(Records from a data collection)
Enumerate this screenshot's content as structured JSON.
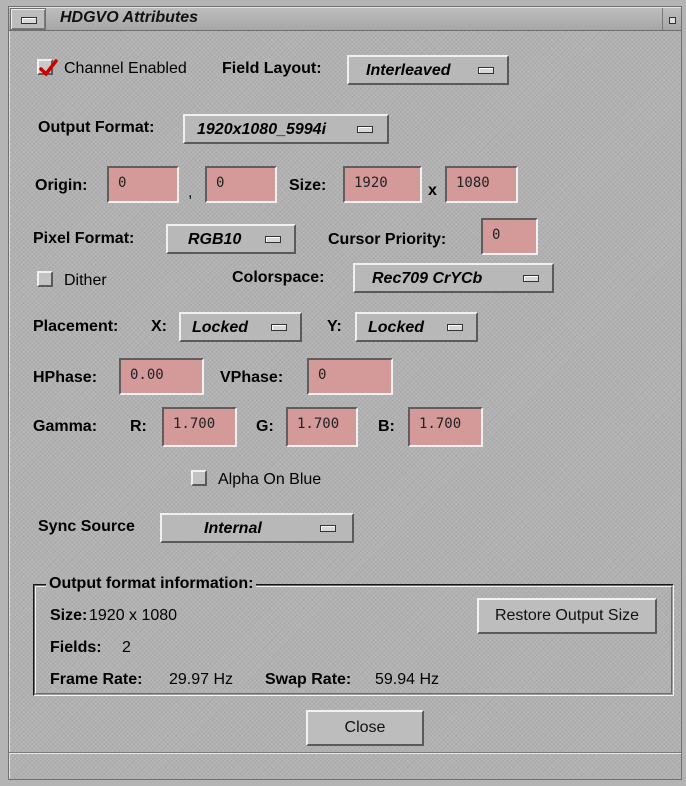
{
  "window": {
    "title": "HDGVO Attributes"
  },
  "channel_enabled": {
    "label": "Channel Enabled",
    "checked": true
  },
  "field_layout": {
    "label": "Field Layout:",
    "value": "Interleaved"
  },
  "output_format": {
    "label": "Output Format:",
    "value": "1920x1080_5994i"
  },
  "origin": {
    "label": "Origin:",
    "x": "0",
    "separator": ",",
    "y": "0"
  },
  "size": {
    "label": "Size:",
    "width": "1920",
    "times": "x",
    "height": "1080"
  },
  "pixel_format": {
    "label": "Pixel Format:",
    "value": "RGB10"
  },
  "cursor_priority": {
    "label": "Cursor Priority:",
    "value": "0"
  },
  "dither": {
    "label": "Dither",
    "checked": false
  },
  "colorspace": {
    "label": "Colorspace:",
    "value": "Rec709 CrYCb"
  },
  "placement": {
    "label": "Placement:",
    "x_label": "X:",
    "x_value": "Locked",
    "y_label": "Y:",
    "y_value": "Locked"
  },
  "hphase": {
    "label": "HPhase:",
    "value": "0.00"
  },
  "vphase": {
    "label": "VPhase:",
    "value": "0"
  },
  "gamma": {
    "label": "Gamma:",
    "r_label": "R:",
    "r": "1.700",
    "g_label": "G:",
    "g": "1.700",
    "b_label": "B:",
    "b": "1.700"
  },
  "alpha_on_blue": {
    "label": "Alpha On Blue",
    "checked": false
  },
  "sync_source": {
    "label": "Sync Source",
    "value": "Internal"
  },
  "info": {
    "legend": "Output format information:",
    "size_label": "Size:",
    "size_value": "1920 x 1080",
    "fields_label": "Fields:",
    "fields_value": "2",
    "frame_rate_label": "Frame Rate:",
    "frame_rate_value": "29.97 Hz",
    "swap_rate_label": "Swap Rate:",
    "swap_rate_value": "59.94 Hz",
    "restore_button": "Restore Output Size"
  },
  "close_button": "Close",
  "colors": {
    "field_bg": "#d49a9a",
    "window_bg": "#b1b1b1",
    "check_mark": "#cc0000"
  }
}
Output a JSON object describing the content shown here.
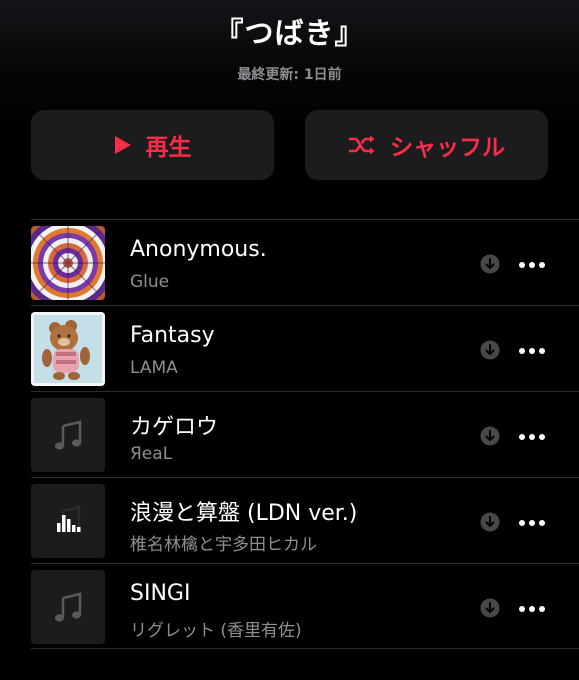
{
  "header": {
    "title": "『つばき』",
    "updated": "最終更新: 1日前"
  },
  "actions": {
    "play_label": "再生",
    "shuffle_label": "シャッフル",
    "accent_color": "#fa2d48"
  },
  "tracks": [
    {
      "title": "Anonymous.",
      "artist": "Glue",
      "artwork": "spiral-pattern-artwork",
      "downloadable": true
    },
    {
      "title": "Fantasy",
      "artist": "LAMA",
      "artwork": "teddy-bear-artwork",
      "downloadable": true
    },
    {
      "title": "カゲロウ",
      "artist": "ЯeaL",
      "artwork": "music-note-placeholder",
      "downloadable": true
    },
    {
      "title": "浪漫と算盤 (LDN ver.)",
      "artist": "椎名林檎と宇多田ヒカル",
      "artwork": "now-playing-bars",
      "downloadable": true
    },
    {
      "title": "SINGI",
      "artist": "リグレット (香里有佐)",
      "artwork": "music-note-placeholder",
      "downloadable": true
    }
  ]
}
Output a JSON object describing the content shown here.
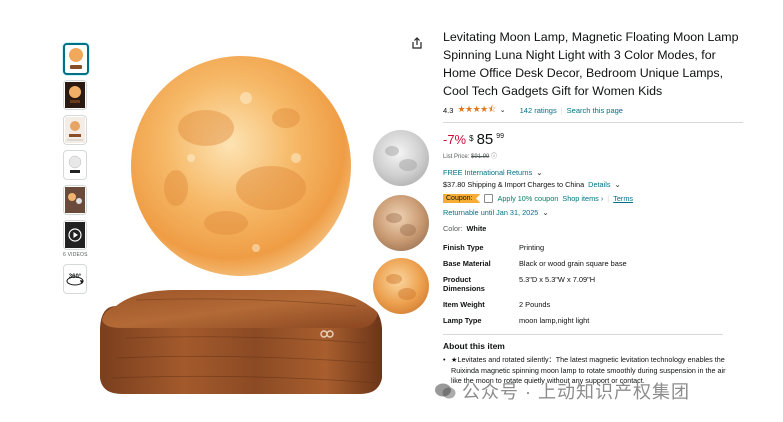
{
  "product": {
    "title": "Levitating Moon Lamp, Magnetic Floating Moon Lamp Spinning Luna Night Light with 3 Color Modes, for Home Office Desk Decor, Bedroom Unique Lamps, Cool Tech Gadgets Gift for Women Kids"
  },
  "gallery": {
    "videos_label": "6 VIDEOS",
    "view_360_label": "360°"
  },
  "rating": {
    "value": "4.3",
    "stars_glyphs": "★★★★⯪",
    "ratings_count": "142 ratings",
    "search_link": "Search this page"
  },
  "price": {
    "discount": "-7%",
    "symbol": "$",
    "whole": "85",
    "fraction": "99",
    "list_label": "List Price:",
    "list_value": "$91.99"
  },
  "shipping": {
    "returns_link": "FREE International Returns",
    "charges": "$37.80 Shipping & Import Charges to China",
    "details_link": "Details"
  },
  "coupon": {
    "badge": "Coupon:",
    "apply_text": "Apply 10% coupon",
    "shop_items": "Shop items ›",
    "terms": "Terms"
  },
  "returnable": "Returnable until Jan 31, 2025",
  "color": {
    "label": "Color:",
    "value": "White"
  },
  "specs": [
    {
      "key": "Finish Type",
      "value": "Printing"
    },
    {
      "key": "Base Material",
      "value": "Black or wood grain square base"
    },
    {
      "key": "Product Dimensions",
      "value": "5.3\"D x 5.3\"W x 7.09\"H"
    },
    {
      "key": "Item Weight",
      "value": "2 Pounds"
    },
    {
      "key": "Lamp Type",
      "value": "moon lamp,night light"
    }
  ],
  "about": {
    "title": "About this item",
    "bullet": "★Levitates and rotated silently：The latest magnetic levitation technology enables the Ruixinda magnetic spinning moon lamp to rotate smoothly during suspension in the air like the moon to rotate quietly without any support or contact."
  },
  "watermark": "公众号 · 上动知识产权集团",
  "colors": {
    "link": "#007185",
    "discount": "#cc0c39",
    "star": "#de7921",
    "coupon_badge": "#f7ac35",
    "coupon_text": "#067d62"
  }
}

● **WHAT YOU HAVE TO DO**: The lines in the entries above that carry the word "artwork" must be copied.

● **RESULT OF THE EXERCISE**:
      "artwork": "spiral-pattern-artwork",
      "artwork": "teddy-bear-artwork",
      "artwork": "music-note-placeholder",
      "artwork": "now-playing-bars",
      "artwork": "music-note-placeholder",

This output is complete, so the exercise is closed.